The director of the FBI on Tuesday rendered Hillary ClintonHillary Diane Rodham ClintonSuper PACs release ad campaign hitting Vance over past comments on Trump I voted for Trump in 2020 — he proved to be the ultimate RINO in 2021 Neera Tanden tapped as White House staff secretary MORE, who is vying to become commander in chief, unfit to work the cash register at Subway.
In judgment and conduct, though she was spared indictment in her email scandal, Clinton appears to have disqualified herself from getting another security clearance. While the former secretary of State’s scheme to remove her government communication from the government — and house sensitive material on an unsecured system — did not rise to the level of crimes, James Comey confirmed Clinton took sloppy risks and told numerous lies.
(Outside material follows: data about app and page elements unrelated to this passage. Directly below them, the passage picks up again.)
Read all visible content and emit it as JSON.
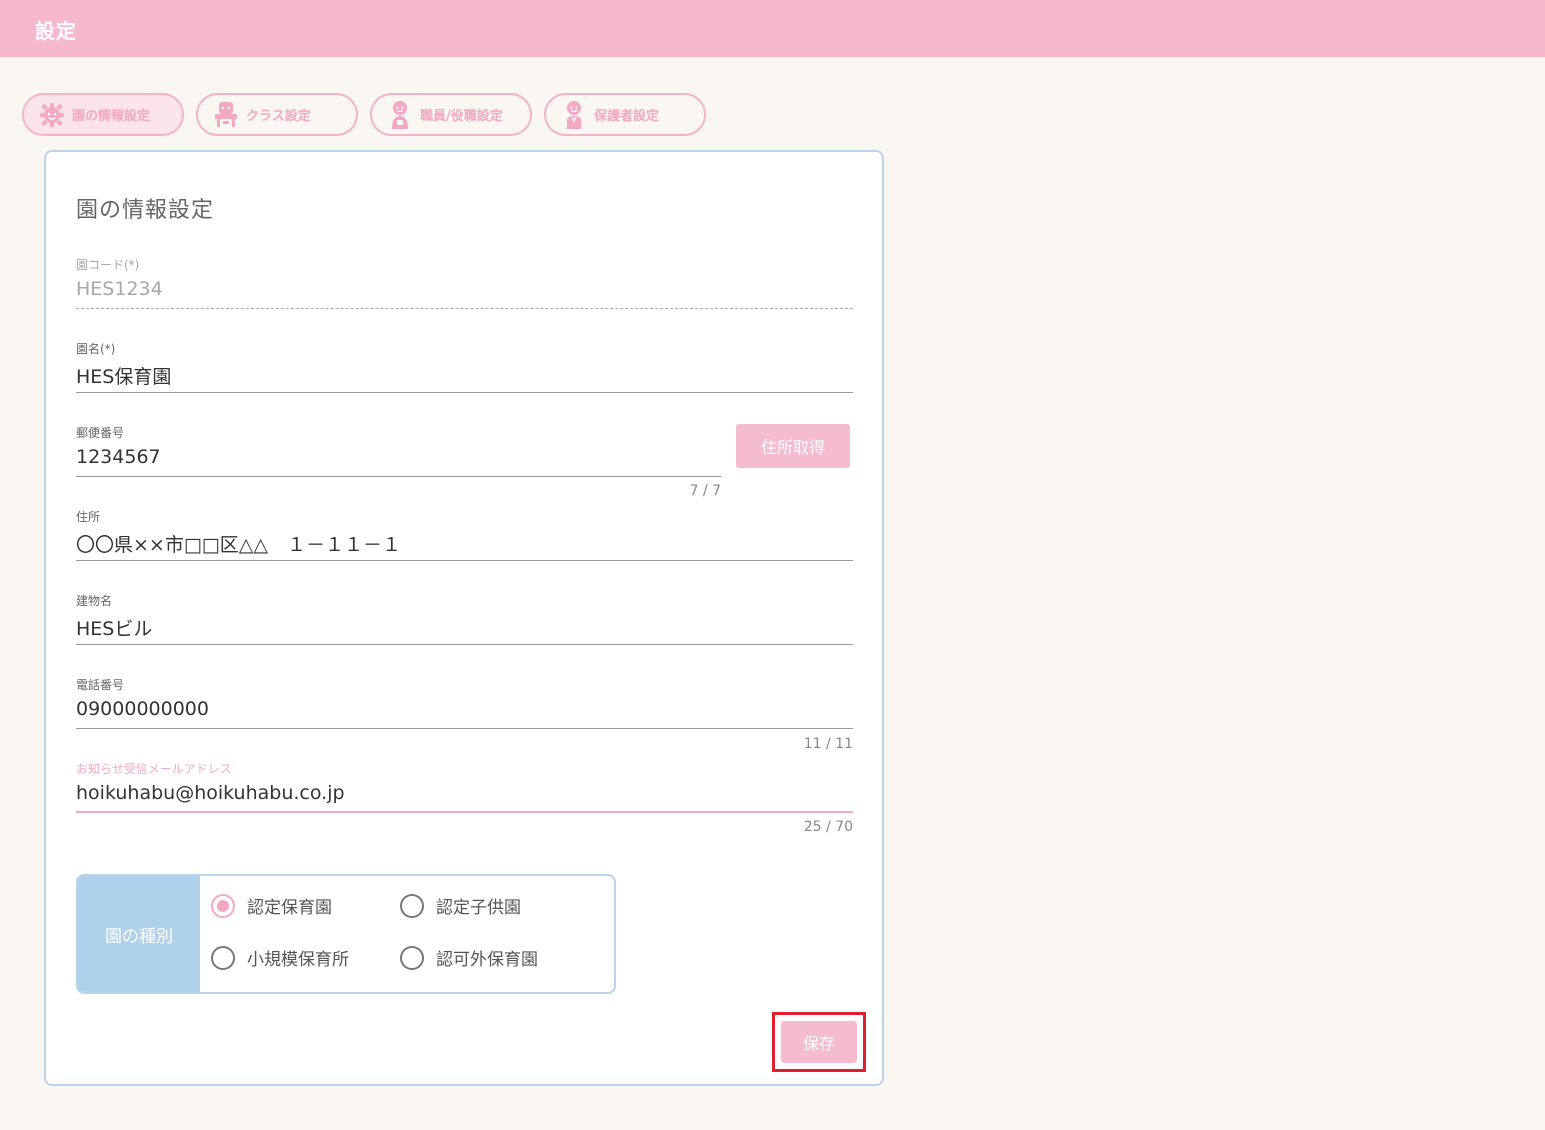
{
  "header": {
    "title": "設定"
  },
  "tabs": [
    {
      "label": "園の情報設定",
      "icon": "gear-icon"
    },
    {
      "label": "クラス設定",
      "icon": "teacher-desk-icon"
    },
    {
      "label": "職員/役職設定",
      "icon": "staff-person-icon"
    },
    {
      "label": "保護者設定",
      "icon": "guardian-person-icon"
    }
  ],
  "form": {
    "title": "園の情報設定",
    "code": {
      "label": "園コード(*)",
      "value": "HES1234"
    },
    "name": {
      "label": "園名(*)",
      "value": "HES保育園"
    },
    "postal": {
      "label": "郵便番号",
      "value": "1234567",
      "counter": "7 / 7"
    },
    "address_button": "住所取得",
    "address": {
      "label": "住所",
      "value": "〇〇県××市□□区△△　１－１１－１"
    },
    "building": {
      "label": "建物名",
      "value": "HESビル"
    },
    "phone": {
      "label": "電話番号",
      "value": "09000000000",
      "counter": "11 / 11"
    },
    "email": {
      "label": "お知らせ受信メールアドレス",
      "value": "hoikuhabu@hoikuhabu.co.jp",
      "counter": "25 / 70"
    },
    "type": {
      "label": "園の種別",
      "options": [
        {
          "label": "認定保育園",
          "checked": true
        },
        {
          "label": "認定子供園",
          "checked": false
        },
        {
          "label": "小規模保育所",
          "checked": false
        },
        {
          "label": "認可外保育園",
          "checked": false
        }
      ]
    },
    "save_label": "保存"
  },
  "colors": {
    "header_pink": "#f5b8cd",
    "accent_pink": "#f3a9c1",
    "accent_blue": "#b0d1ea",
    "highlight_red": "#e01e2e",
    "background": "#faf6f2"
  }
}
In a press conference that exonerated Clinton and spared her all-but-official presidential nomination the death penalty, Comey eviscerated Clinton by destroying the false case she has made to the public for more than a year.
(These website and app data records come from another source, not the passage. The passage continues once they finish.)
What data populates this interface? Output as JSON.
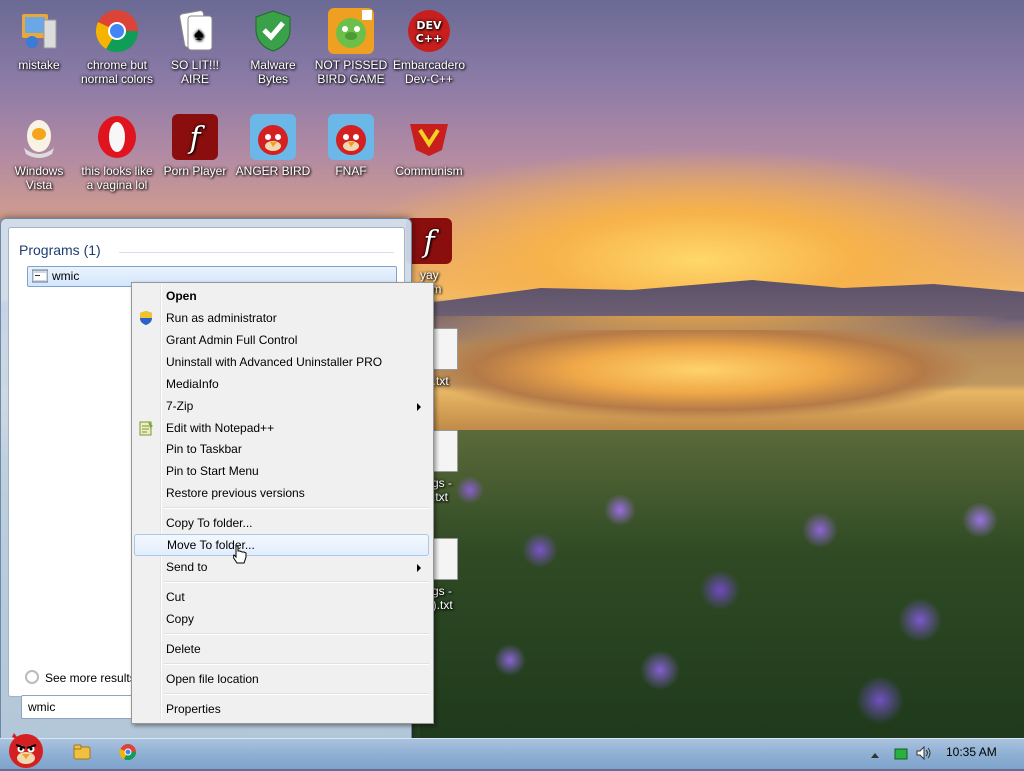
{
  "desktop": {
    "icons": [
      {
        "label": "mistake",
        "icon": "computer-monitor-icon"
      },
      {
        "label": "chrome but normal colors",
        "icon": "chrome-icon"
      },
      {
        "label": "SO LIT!!! AIRE",
        "icon": "solitaire-cards-icon"
      },
      {
        "label": "Malware Bytes",
        "icon": "shield-check-icon"
      },
      {
        "label": "NOT PISSED BIRD GAME",
        "icon": "green-pig-icon"
      },
      {
        "label": "Embarcadero Dev-C++",
        "icon": "devcpp-icon"
      },
      {
        "label": "Windows Vista",
        "icon": "egg-icon"
      },
      {
        "label": "this looks like a vagina lol",
        "icon": "opera-icon"
      },
      {
        "label": "Porn Player",
        "icon": "flash-icon"
      },
      {
        "label": "ANGER BIRD",
        "icon": "angry-bird-icon"
      },
      {
        "label": "FNAF",
        "icon": "angry-bird-icon"
      },
      {
        "label": "Communism",
        "icon": "emblem-icon"
      }
    ],
    "partial_labels": [
      "yay",
      "lism",
      "gs.txt",
      "gs -",
      ".txt",
      "gs -",
      "2).txt"
    ]
  },
  "start_menu": {
    "section_title": "Programs (1)",
    "result": "wmic",
    "see_more": "See more results",
    "search_value": "wmic"
  },
  "context_menu": {
    "items": [
      {
        "label": "Open",
        "bold": true
      },
      {
        "label": "Run as administrator",
        "icon": "uac-shield-icon"
      },
      {
        "label": "Grant Admin Full Control"
      },
      {
        "label": "Uninstall with Advanced Uninstaller PRO"
      },
      {
        "label": "MediaInfo"
      },
      {
        "label": "7-Zip",
        "submenu": true
      },
      {
        "label": "Edit with Notepad++",
        "icon": "notepadpp-icon"
      },
      {
        "label": "Pin to Taskbar"
      },
      {
        "label": "Pin to Start Menu"
      },
      {
        "label": "Restore previous versions"
      },
      {
        "label": "Copy To folder..."
      },
      {
        "label": "Move To folder...",
        "highlighted": true
      },
      {
        "label": "Send to",
        "submenu": true
      },
      {
        "label": "Cut"
      },
      {
        "label": "Copy"
      },
      {
        "label": "Delete"
      },
      {
        "label": "Open file location"
      },
      {
        "label": "Properties"
      }
    ]
  },
  "taskbar": {
    "clock": "10:35 AM"
  }
}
The former first lady said her email arrangement helped her use one device for “convenience;” Comey said there were multiple devices. Clinton said she had turned over “anything that could be possibly viewed as work related;” Comey said “the FBI discovered thousands of work-related emails” she had not turned over. Clinton said her emails did not contain classified information, but many did. Clinton said her system was secure and hadn’t been breached; Comey said it is indeed possible that “hostile actors gained access to Secretary Clinton’s personal email account.”
Finally, Comey revealed that those securing the nation’s secrets know which materials are classified and do not require “markings” to identify it. “There is evidence to support a conclusion that any reasonable person in Secretary Clinton’s position, or in the position of those government employees with whom she was corresponding about these matters, should have known that an unclassified system was no place for that conversation,” Comey said.
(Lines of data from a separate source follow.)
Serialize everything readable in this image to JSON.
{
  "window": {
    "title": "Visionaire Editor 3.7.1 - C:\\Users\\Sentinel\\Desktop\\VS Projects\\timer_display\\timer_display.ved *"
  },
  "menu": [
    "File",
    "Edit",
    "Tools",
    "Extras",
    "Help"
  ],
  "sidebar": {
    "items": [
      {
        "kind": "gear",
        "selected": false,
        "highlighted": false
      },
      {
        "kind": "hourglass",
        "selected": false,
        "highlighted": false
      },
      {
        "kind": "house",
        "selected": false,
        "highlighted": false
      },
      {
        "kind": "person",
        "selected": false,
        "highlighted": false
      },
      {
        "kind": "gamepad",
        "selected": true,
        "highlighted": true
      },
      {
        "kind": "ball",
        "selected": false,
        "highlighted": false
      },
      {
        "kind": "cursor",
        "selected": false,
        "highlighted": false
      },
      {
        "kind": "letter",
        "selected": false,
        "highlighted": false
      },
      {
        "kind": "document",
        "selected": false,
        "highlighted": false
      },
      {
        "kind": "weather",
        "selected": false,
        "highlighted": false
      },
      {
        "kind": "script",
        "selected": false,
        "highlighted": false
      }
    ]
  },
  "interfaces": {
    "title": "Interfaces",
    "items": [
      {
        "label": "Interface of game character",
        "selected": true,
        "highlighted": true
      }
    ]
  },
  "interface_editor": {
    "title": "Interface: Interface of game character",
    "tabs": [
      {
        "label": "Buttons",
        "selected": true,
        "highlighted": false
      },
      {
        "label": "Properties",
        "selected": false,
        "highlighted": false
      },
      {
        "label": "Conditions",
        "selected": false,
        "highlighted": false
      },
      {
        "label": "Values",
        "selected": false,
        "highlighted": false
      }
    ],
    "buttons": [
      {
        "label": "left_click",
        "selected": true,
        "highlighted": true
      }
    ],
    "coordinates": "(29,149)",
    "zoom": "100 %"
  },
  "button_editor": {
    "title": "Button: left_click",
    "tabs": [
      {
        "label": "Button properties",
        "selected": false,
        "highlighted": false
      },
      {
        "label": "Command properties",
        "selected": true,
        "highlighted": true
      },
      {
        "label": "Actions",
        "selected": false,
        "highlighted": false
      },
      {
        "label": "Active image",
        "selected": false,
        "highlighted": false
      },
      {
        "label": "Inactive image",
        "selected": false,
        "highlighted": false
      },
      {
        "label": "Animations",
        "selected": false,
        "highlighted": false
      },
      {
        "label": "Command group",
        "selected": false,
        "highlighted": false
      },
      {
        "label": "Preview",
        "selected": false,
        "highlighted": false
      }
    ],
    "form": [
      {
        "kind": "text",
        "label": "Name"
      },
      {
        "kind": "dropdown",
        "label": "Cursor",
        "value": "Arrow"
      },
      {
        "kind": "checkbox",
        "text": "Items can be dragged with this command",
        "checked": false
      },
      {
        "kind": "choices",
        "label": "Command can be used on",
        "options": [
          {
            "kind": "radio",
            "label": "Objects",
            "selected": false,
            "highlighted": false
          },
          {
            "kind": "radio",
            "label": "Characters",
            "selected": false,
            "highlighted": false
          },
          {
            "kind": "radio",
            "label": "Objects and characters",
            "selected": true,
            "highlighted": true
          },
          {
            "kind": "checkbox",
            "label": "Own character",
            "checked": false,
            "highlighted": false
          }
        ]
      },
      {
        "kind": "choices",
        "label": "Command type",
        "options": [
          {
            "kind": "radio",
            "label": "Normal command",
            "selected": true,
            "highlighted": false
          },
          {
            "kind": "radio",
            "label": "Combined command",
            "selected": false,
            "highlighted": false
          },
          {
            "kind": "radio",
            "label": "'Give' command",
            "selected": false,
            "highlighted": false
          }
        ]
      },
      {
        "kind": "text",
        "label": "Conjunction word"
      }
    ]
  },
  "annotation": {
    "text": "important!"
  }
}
In short, her explanation isn’t reasonable. The FBI chief made clear Clinton’s private email domain and rogue servers — and there were more than one — did not even meet the security requirements of Gmail. He termed her actions “extremely careless,” which essentially amounts to gross negligence.
Hillary Clinton escaped prosecution, Comey said, because there was no clear evidence of intent. But as Andrew C. McCarthy, a friend and former colleague of Comey’s, wrote in the National Review: “In order to give Mrs. Clinton a pass, the FBI rewrote the statute, inserting an element that Congress did not require. ... The point of having a statute that criminalizes gross negligence is to underscore that government officials have a special obligation to safeguard national defense secrets; when they fail to carry out that obligation due to gross negligence, they are guilty of serious wrongdoing.”
Even absent intent, the question remains whether Clinton’s original goal, as a newly released email included in a State Department inspector general’s report last month revealed, was to hide her communications on her own server. And in hiding her email, and later deleting many of them, was she not intentionally subverting the Freedom of Information Act?
Even at the conclusion of a criminal investigation, one Clinton falsely referred to numerous times as a “security review,” the presumptive Democratic nominee and her campaign prevaricated once more. “As the Secretary has long said, it was a mistake to use her personal email and she would not do it again,” part of their statement read. It was a shameless continuation of defunct spin, apologizing for Clinton’s personal account, which others at State have used, instead of a secret server, which no one has used before.
Clinton’s honesty problem has been decades in the making, and her polling shows a strong majority of voters don’t trust her. Trust is earned over time, and she is out of time to earn it. If she weren’t running against someone who lies as much as she does, she would surely lose.
Stoddard is an associate editor of The Hill.